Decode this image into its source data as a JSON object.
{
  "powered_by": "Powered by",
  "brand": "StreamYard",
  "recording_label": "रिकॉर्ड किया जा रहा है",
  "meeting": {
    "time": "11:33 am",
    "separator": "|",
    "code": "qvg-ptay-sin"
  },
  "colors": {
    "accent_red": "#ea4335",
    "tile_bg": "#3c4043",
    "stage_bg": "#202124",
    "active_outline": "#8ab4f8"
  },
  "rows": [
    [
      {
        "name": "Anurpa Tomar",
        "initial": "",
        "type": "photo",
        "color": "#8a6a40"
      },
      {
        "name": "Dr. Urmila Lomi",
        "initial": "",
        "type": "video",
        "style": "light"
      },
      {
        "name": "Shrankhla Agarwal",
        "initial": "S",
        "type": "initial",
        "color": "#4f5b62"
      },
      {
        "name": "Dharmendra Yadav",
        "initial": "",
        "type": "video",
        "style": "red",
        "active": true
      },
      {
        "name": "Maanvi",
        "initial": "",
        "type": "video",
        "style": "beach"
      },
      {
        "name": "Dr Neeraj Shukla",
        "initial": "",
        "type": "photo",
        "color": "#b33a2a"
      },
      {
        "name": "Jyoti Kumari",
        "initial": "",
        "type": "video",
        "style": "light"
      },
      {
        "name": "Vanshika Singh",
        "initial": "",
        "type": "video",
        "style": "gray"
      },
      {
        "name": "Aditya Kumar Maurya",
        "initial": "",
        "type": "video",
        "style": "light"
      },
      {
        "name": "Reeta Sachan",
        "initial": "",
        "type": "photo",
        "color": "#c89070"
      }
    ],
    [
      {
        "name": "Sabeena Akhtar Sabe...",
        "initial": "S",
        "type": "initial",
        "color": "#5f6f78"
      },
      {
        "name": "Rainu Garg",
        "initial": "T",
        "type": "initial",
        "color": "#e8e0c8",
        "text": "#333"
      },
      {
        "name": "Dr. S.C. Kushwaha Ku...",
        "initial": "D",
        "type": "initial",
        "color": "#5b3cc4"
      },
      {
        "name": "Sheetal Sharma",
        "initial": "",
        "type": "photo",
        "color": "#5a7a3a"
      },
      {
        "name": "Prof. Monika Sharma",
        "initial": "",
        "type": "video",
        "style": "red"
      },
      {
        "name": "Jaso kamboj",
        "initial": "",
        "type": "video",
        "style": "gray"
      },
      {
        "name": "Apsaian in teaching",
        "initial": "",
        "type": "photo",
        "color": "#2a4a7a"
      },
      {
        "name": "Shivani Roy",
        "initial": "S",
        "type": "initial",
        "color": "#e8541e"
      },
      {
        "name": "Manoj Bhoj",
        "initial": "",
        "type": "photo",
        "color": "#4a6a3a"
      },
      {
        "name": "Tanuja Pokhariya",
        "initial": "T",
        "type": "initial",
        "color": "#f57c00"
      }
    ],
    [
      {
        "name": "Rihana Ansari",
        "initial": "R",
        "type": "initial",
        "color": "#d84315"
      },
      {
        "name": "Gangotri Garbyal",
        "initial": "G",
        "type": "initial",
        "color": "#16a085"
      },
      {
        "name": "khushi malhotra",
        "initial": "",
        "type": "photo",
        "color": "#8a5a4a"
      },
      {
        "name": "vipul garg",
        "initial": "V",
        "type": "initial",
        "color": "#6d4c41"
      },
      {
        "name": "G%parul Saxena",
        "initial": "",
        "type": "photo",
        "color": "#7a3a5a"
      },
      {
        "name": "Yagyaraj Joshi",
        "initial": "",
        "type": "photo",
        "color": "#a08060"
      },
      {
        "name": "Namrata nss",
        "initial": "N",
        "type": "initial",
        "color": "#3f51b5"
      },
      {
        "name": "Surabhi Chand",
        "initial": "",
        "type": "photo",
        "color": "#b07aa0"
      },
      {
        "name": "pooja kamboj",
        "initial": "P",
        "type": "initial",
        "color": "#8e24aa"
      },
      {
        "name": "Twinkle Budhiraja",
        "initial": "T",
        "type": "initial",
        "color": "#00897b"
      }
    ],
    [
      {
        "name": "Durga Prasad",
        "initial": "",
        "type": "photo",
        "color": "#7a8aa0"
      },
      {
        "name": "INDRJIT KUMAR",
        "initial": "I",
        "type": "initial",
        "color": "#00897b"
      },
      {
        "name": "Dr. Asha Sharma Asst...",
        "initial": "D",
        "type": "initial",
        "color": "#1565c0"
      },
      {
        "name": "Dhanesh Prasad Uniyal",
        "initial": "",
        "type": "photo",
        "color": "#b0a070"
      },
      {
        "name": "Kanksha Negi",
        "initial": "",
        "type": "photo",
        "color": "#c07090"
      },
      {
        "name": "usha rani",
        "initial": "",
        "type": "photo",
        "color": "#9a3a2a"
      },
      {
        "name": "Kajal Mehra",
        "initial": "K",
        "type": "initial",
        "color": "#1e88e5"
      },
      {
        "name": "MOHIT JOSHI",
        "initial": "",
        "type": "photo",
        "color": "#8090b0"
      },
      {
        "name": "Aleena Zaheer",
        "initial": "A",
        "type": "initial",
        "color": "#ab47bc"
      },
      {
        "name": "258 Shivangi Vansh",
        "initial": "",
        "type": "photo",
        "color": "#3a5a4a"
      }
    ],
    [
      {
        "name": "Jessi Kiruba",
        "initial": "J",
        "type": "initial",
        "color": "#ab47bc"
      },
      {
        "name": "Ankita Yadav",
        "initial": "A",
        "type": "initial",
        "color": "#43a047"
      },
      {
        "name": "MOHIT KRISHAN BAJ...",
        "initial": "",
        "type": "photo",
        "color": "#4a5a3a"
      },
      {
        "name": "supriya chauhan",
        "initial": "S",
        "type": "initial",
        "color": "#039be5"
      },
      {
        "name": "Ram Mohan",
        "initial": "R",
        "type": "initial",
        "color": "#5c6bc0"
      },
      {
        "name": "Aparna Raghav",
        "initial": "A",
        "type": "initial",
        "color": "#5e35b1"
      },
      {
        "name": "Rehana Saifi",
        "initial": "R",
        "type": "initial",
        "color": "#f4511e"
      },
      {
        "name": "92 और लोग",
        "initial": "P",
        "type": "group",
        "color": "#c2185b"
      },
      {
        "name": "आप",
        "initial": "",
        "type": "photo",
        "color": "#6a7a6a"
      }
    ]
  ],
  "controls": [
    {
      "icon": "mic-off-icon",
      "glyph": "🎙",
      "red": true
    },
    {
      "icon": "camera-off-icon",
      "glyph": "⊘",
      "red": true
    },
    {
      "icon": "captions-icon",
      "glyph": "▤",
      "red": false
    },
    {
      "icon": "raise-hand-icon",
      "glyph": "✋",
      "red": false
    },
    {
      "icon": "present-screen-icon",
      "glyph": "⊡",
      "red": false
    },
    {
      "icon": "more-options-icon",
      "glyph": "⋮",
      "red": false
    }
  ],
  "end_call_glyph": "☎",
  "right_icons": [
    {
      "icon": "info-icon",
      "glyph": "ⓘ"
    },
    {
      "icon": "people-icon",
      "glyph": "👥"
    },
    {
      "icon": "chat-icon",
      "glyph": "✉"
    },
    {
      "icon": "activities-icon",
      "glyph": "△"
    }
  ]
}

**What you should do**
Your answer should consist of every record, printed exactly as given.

**Solution to this task**
Decode this image into its source data as a JSON object.
{
  "powered_by": "Powered by",
  "brand": "StreamYard",
  "recording_label": "रिकॉर्ड किया जा रहा है",
  "meeting": {
    "time": "11:33 am",
    "separator": "|",
    "code": "qvg-ptay-sin"
  },
  "colors": {
    "accent_red": "#ea4335",
    "tile_bg": "#3c4043",
    "stage_bg": "#202124",
    "active_outline": "#8ab4f8"
  },
  "rows": [
    [
      {
        "name": "Anurpa Tomar",
        "initial": "",
        "type": "photo",
        "color": "#8a6a40"
      },
      {
        "name": "Dr. Urmila Lomi",
        "initial": "",
        "type": "video",
        "style": "light"
      },
      {
        "name": "Shrankhla Agarwal",
        "initial": "S",
        "type": "initial",
        "color": "#4f5b62"
      },
      {
        "name": "Dharmendra Yadav",
        "initial": "",
        "type": "video",
        "style": "red",
        "active": true
      },
      {
        "name": "Maanvi",
        "initial": "",
        "type": "video",
        "style": "beach"
      },
      {
        "name": "Dr Neeraj Shukla",
        "initial": "",
        "type": "photo",
        "color": "#b33a2a"
      },
      {
        "name": "Jyoti Kumari",
        "initial": "",
        "type": "video",
        "style": "light"
      },
      {
        "name": "Vanshika Singh",
        "initial": "",
        "type": "video",
        "style": "gray"
      },
      {
        "name": "Aditya Kumar Maurya",
        "initial": "",
        "type": "video",
        "style": "light"
      },
      {
        "name": "Reeta Sachan",
        "initial": "",
        "type": "photo",
        "color": "#c89070"
      }
    ],
    [
      {
        "name": "Sabeena Akhtar Sabe...",
        "initial": "S",
        "type": "initial",
        "color": "#5f6f78"
      },
      {
        "name": "Rainu Garg",
        "initial": "T",
        "type": "initial",
        "color": "#e8e0c8",
        "text": "#333"
      },
      {
        "name": "Dr. S.C. Kushwaha Ku...",
        "initial": "D",
        "type": "initial",
        "color": "#5b3cc4"
      },
      {
        "name": "Sheetal Sharma",
        "initial": "",
        "type": "photo",
        "color": "#5a7a3a"
      },
      {
        "name": "Prof. Monika Sharma",
        "initial": "",
        "type": "video",
        "style": "red"
      },
      {
        "name": "Jaso kamboj",
        "initial": "",
        "type": "video",
        "style": "gray"
      },
      {
        "name": "Apsaian in teaching",
        "initial": "",
        "type": "photo",
        "color": "#2a4a7a"
      },
      {
        "name": "Shivani Roy",
        "initial": "S",
        "type": "initial",
        "color": "#e8541e"
      },
      {
        "name": "Manoj Bhoj",
        "initial": "",
        "type": "photo",
        "color": "#4a6a3a"
      },
      {
        "name": "Tanuja Pokhariya",
        "initial": "T",
        "type": "initial",
        "color": "#f57c00"
      }
    ],
    [
      {
        "name": "Rihana Ansari",
        "initial": "R",
        "type": "initial",
        "color": "#d84315"
      },
      {
        "name": "Gangotri Garbyal",
        "initial": "G",
        "type": "initial",
        "color": "#16a085"
      },
      {
        "name": "khushi malhotra",
        "initial": "",
        "type": "photo",
        "color": "#8a5a4a"
      },
      {
        "name": "vipul garg",
        "initial": "V",
        "type": "initial",
        "color": "#6d4c41"
      },
      {
        "name": "G%parul Saxena",
        "initial": "",
        "type": "photo",
        "color": "#7a3a5a"
      },
      {
        "name": "Yagyaraj Joshi",
        "initial": "",
        "type": "photo",
        "color": "#a08060"
      },
      {
        "name": "Namrata nss",
        "initial": "N",
        "type": "initial",
        "color": "#3f51b5"
      },
      {
        "name": "Surabhi Chand",
        "initial": "",
        "type": "photo",
        "color": "#b07aa0"
      },
      {
        "name": "pooja kamboj",
        "initial": "P",
        "type": "initial",
        "color": "#8e24aa"
      },
      {
        "name": "Twinkle Budhiraja",
        "initial": "T",
        "type": "initial",
        "color": "#00897b"
      }
    ],
    [
      {
        "name": "Durga Prasad",
        "initial": "",
        "type": "photo",
        "color": "#7a8aa0"
      },
      {
        "name": "INDRJIT KUMAR",
        "initial": "I",
        "type": "initial",
        "color": "#00897b"
      },
      {
        "name": "Dr. Asha Sharma Asst...",
        "initial": "D",
        "type": "initial",
        "color": "#1565c0"
      },
      {
        "name": "Dhanesh Prasad Uniyal",
        "initial": "",
        "type": "photo",
        "color": "#b0a070"
      },
      {
        "name": "Kanksha Negi",
        "initial": "",
        "type": "photo",
        "color": "#c07090"
      },
      {
        "name": "usha rani",
        "initial": "",
        "type": "photo",
        "color": "#9a3a2a"
      },
      {
        "name": "Kajal Mehra",
        "initial": "K",
        "type": "initial",
        "color": "#1e88e5"
      },
      {
        "name": "MOHIT JOSHI",
        "initial": "",
        "type": "photo",
        "color": "#8090b0"
      },
      {
        "name": "Aleena Zaheer",
        "initial": "A",
        "type": "initial",
        "color": "#ab47bc"
      },
      {
        "name": "258 Shivangi Vansh",
        "initial": "",
        "type": "photo",
        "color": "#3a5a4a"
      }
    ],
    [
      {
        "name": "Jessi Kiruba",
        "initial": "J",
        "type": "initial",
        "color": "#ab47bc"
      },
      {
        "name": "Ankita Yadav",
        "initial": "A",
        "type": "initial",
        "color": "#43a047"
      },
      {
        "name": "MOHIT KRISHAN BAJ...",
        "initial": "",
        "type": "photo",
        "color": "#4a5a3a"
      },
      {
        "name": "supriya chauhan",
        "initial": "S",
        "type": "initial",
        "color": "#039be5"
      },
      {
        "name": "Ram Mohan",
        "initial": "R",
        "type": "initial",
        "color": "#5c6bc0"
      },
      {
        "name": "Aparna Raghav",
        "initial": "A",
        "type": "initial",
        "color": "#5e35b1"
      },
      {
        "name": "Rehana Saifi",
        "initial": "R",
        "type": "initial",
        "color": "#f4511e"
      },
      {
        "name": "92 और लोग",
        "initial": "P",
        "type": "group",
        "color": "#c2185b"
      },
      {
        "name": "आप",
        "initial": "",
        "type": "photo",
        "color": "#6a7a6a"
      }
    ]
  ],
  "controls": [
    {
      "icon": "mic-off-icon",
      "glyph": "🎙",
      "red": true
    },
    {
      "icon": "camera-off-icon",
      "glyph": "⊘",
      "red": true
    },
    {
      "icon": "captions-icon",
      "glyph": "▤",
      "red": false
    },
    {
      "icon": "raise-hand-icon",
      "glyph": "✋",
      "red": false
    },
    {
      "icon": "present-screen-icon",
      "glyph": "⊡",
      "red": false
    },
    {
      "icon": "more-options-icon",
      "glyph": "⋮",
      "red": false
    }
  ],
  "end_call_glyph": "☎",
  "right_icons": [
    {
      "icon": "info-icon",
      "glyph": "ⓘ"
    },
    {
      "icon": "people-icon",
      "glyph": "👥"
    },
    {
      "icon": "chat-icon",
      "glyph": "✉"
    },
    {
      "icon": "activities-icon",
      "glyph": "△"
    }
  ]
}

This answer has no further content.